Other Key Accomplishments on Standards and Conformance


  1. ASEAN is also working on the harmonisation of the Electrical and Electronic Regulatory Regime among Member Countries. With the signing of the Agreement on ASEAN Harmonised Electrical and Electronic Equipment Regulatory Regime in December 2005, a 5-year action plan to support the implementation of this Agreement has been developed and agreed upon by all Electrical and Electronic Regulatory Authorities in January 2006.
  2. There has been good progress toward the establishment of one regulatory scheme for cosmetics by 1 January 2008. Member Countries are making necessary preparations for the implementation of the Agreement on ASEAN Harmonised Cosmetic Regulatory Scheme which was signed in September 2003.
  3. Continuing efforts are made to implement the ASEAN Common Technical Dossiers (ACTD) and the ASEAN Common Technical Requirements (ATCRs) by 31 December 2008. A Sectoral Mutual Recognition Arrangement on Good Manufacturing Practice (GMP) Inspection is also being explored.
  4. Substantive work on harmonisation of technical requirements/ regulations is being undertaken to facilitate the integration of traditional medicines and health supplements as well as medical device in the region by 2010.
  5. The adoption of a Post-Marketing Alert (PMA) System for defective and unsafe health care products (cosmetics, pharmaceuticals, medical device, traditional medicines and health supplements) to strengthen networking among Regulatory Authorities toward unsafe and defective healthcare products.
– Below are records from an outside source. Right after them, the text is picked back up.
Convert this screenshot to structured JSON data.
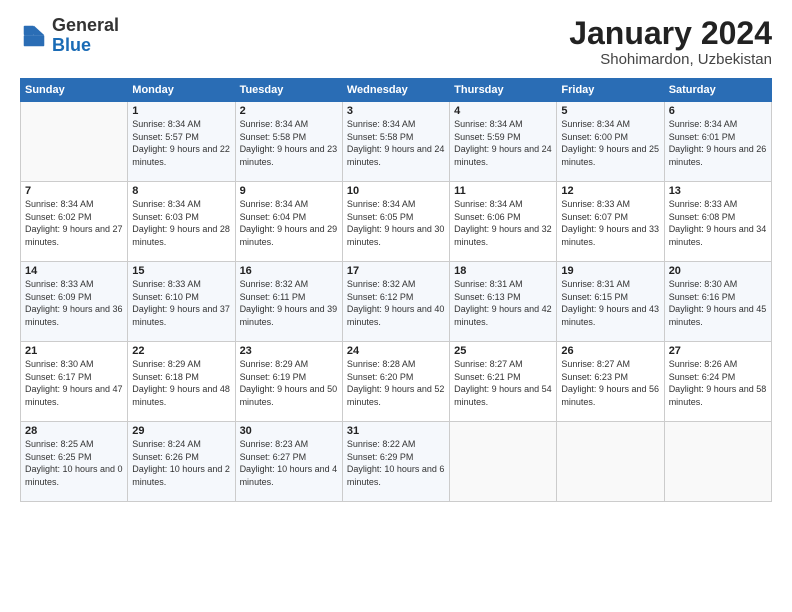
{
  "header": {
    "logo_general": "General",
    "logo_blue": "Blue",
    "month_title": "January 2024",
    "location": "Shohimardon, Uzbekistan"
  },
  "weekdays": [
    "Sunday",
    "Monday",
    "Tuesday",
    "Wednesday",
    "Thursday",
    "Friday",
    "Saturday"
  ],
  "weeks": [
    [
      {
        "day": "",
        "sunrise": "",
        "sunset": "",
        "daylight": ""
      },
      {
        "day": "1",
        "sunrise": "Sunrise: 8:34 AM",
        "sunset": "Sunset: 5:57 PM",
        "daylight": "Daylight: 9 hours and 22 minutes."
      },
      {
        "day": "2",
        "sunrise": "Sunrise: 8:34 AM",
        "sunset": "Sunset: 5:58 PM",
        "daylight": "Daylight: 9 hours and 23 minutes."
      },
      {
        "day": "3",
        "sunrise": "Sunrise: 8:34 AM",
        "sunset": "Sunset: 5:58 PM",
        "daylight": "Daylight: 9 hours and 24 minutes."
      },
      {
        "day": "4",
        "sunrise": "Sunrise: 8:34 AM",
        "sunset": "Sunset: 5:59 PM",
        "daylight": "Daylight: 9 hours and 24 minutes."
      },
      {
        "day": "5",
        "sunrise": "Sunrise: 8:34 AM",
        "sunset": "Sunset: 6:00 PM",
        "daylight": "Daylight: 9 hours and 25 minutes."
      },
      {
        "day": "6",
        "sunrise": "Sunrise: 8:34 AM",
        "sunset": "Sunset: 6:01 PM",
        "daylight": "Daylight: 9 hours and 26 minutes."
      }
    ],
    [
      {
        "day": "7",
        "sunrise": "Sunrise: 8:34 AM",
        "sunset": "Sunset: 6:02 PM",
        "daylight": "Daylight: 9 hours and 27 minutes."
      },
      {
        "day": "8",
        "sunrise": "Sunrise: 8:34 AM",
        "sunset": "Sunset: 6:03 PM",
        "daylight": "Daylight: 9 hours and 28 minutes."
      },
      {
        "day": "9",
        "sunrise": "Sunrise: 8:34 AM",
        "sunset": "Sunset: 6:04 PM",
        "daylight": "Daylight: 9 hours and 29 minutes."
      },
      {
        "day": "10",
        "sunrise": "Sunrise: 8:34 AM",
        "sunset": "Sunset: 6:05 PM",
        "daylight": "Daylight: 9 hours and 30 minutes."
      },
      {
        "day": "11",
        "sunrise": "Sunrise: 8:34 AM",
        "sunset": "Sunset: 6:06 PM",
        "daylight": "Daylight: 9 hours and 32 minutes."
      },
      {
        "day": "12",
        "sunrise": "Sunrise: 8:33 AM",
        "sunset": "Sunset: 6:07 PM",
        "daylight": "Daylight: 9 hours and 33 minutes."
      },
      {
        "day": "13",
        "sunrise": "Sunrise: 8:33 AM",
        "sunset": "Sunset: 6:08 PM",
        "daylight": "Daylight: 9 hours and 34 minutes."
      }
    ],
    [
      {
        "day": "14",
        "sunrise": "Sunrise: 8:33 AM",
        "sunset": "Sunset: 6:09 PM",
        "daylight": "Daylight: 9 hours and 36 minutes."
      },
      {
        "day": "15",
        "sunrise": "Sunrise: 8:33 AM",
        "sunset": "Sunset: 6:10 PM",
        "daylight": "Daylight: 9 hours and 37 minutes."
      },
      {
        "day": "16",
        "sunrise": "Sunrise: 8:32 AM",
        "sunset": "Sunset: 6:11 PM",
        "daylight": "Daylight: 9 hours and 39 minutes."
      },
      {
        "day": "17",
        "sunrise": "Sunrise: 8:32 AM",
        "sunset": "Sunset: 6:12 PM",
        "daylight": "Daylight: 9 hours and 40 minutes."
      },
      {
        "day": "18",
        "sunrise": "Sunrise: 8:31 AM",
        "sunset": "Sunset: 6:13 PM",
        "daylight": "Daylight: 9 hours and 42 minutes."
      },
      {
        "day": "19",
        "sunrise": "Sunrise: 8:31 AM",
        "sunset": "Sunset: 6:15 PM",
        "daylight": "Daylight: 9 hours and 43 minutes."
      },
      {
        "day": "20",
        "sunrise": "Sunrise: 8:30 AM",
        "sunset": "Sunset: 6:16 PM",
        "daylight": "Daylight: 9 hours and 45 minutes."
      }
    ],
    [
      {
        "day": "21",
        "sunrise": "Sunrise: 8:30 AM",
        "sunset": "Sunset: 6:17 PM",
        "daylight": "Daylight: 9 hours and 47 minutes."
      },
      {
        "day": "22",
        "sunrise": "Sunrise: 8:29 AM",
        "sunset": "Sunset: 6:18 PM",
        "daylight": "Daylight: 9 hours and 48 minutes."
      },
      {
        "day": "23",
        "sunrise": "Sunrise: 8:29 AM",
        "sunset": "Sunset: 6:19 PM",
        "daylight": "Daylight: 9 hours and 50 minutes."
      },
      {
        "day": "24",
        "sunrise": "Sunrise: 8:28 AM",
        "sunset": "Sunset: 6:20 PM",
        "daylight": "Daylight: 9 hours and 52 minutes."
      },
      {
        "day": "25",
        "sunrise": "Sunrise: 8:27 AM",
        "sunset": "Sunset: 6:21 PM",
        "daylight": "Daylight: 9 hours and 54 minutes."
      },
      {
        "day": "26",
        "sunrise": "Sunrise: 8:27 AM",
        "sunset": "Sunset: 6:23 PM",
        "daylight": "Daylight: 9 hours and 56 minutes."
      },
      {
        "day": "27",
        "sunrise": "Sunrise: 8:26 AM",
        "sunset": "Sunset: 6:24 PM",
        "daylight": "Daylight: 9 hours and 58 minutes."
      }
    ],
    [
      {
        "day": "28",
        "sunrise": "Sunrise: 8:25 AM",
        "sunset": "Sunset: 6:25 PM",
        "daylight": "Daylight: 10 hours and 0 minutes."
      },
      {
        "day": "29",
        "sunrise": "Sunrise: 8:24 AM",
        "sunset": "Sunset: 6:26 PM",
        "daylight": "Daylight: 10 hours and 2 minutes."
      },
      {
        "day": "30",
        "sunrise": "Sunrise: 8:23 AM",
        "sunset": "Sunset: 6:27 PM",
        "daylight": "Daylight: 10 hours and 4 minutes."
      },
      {
        "day": "31",
        "sunrise": "Sunrise: 8:22 AM",
        "sunset": "Sunset: 6:29 PM",
        "daylight": "Daylight: 10 hours and 6 minutes."
      },
      {
        "day": "",
        "sunrise": "",
        "sunset": "",
        "daylight": ""
      },
      {
        "day": "",
        "sunrise": "",
        "sunset": "",
        "daylight": ""
      },
      {
        "day": "",
        "sunrise": "",
        "sunset": "",
        "daylight": ""
      }
    ]
  ]
}
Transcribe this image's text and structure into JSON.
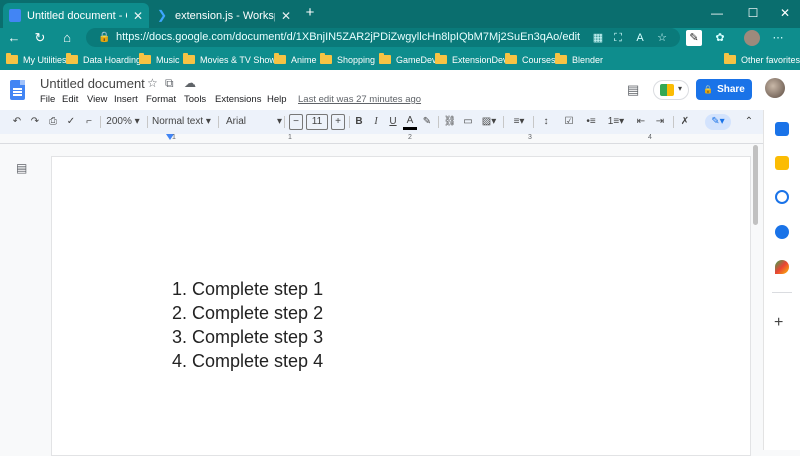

  6. Progress has also been made in the establishment of ASEAN Reference Testing Laboratories (ARLs) in the areas of mycotoxins, pesticide residues, veterinary drugs, microbiology, heavy metals and genetically modified organisms. Six laboratories located in Malaysia, Singapore, Thailand and Viet Nam were selected to serve as the ARLs.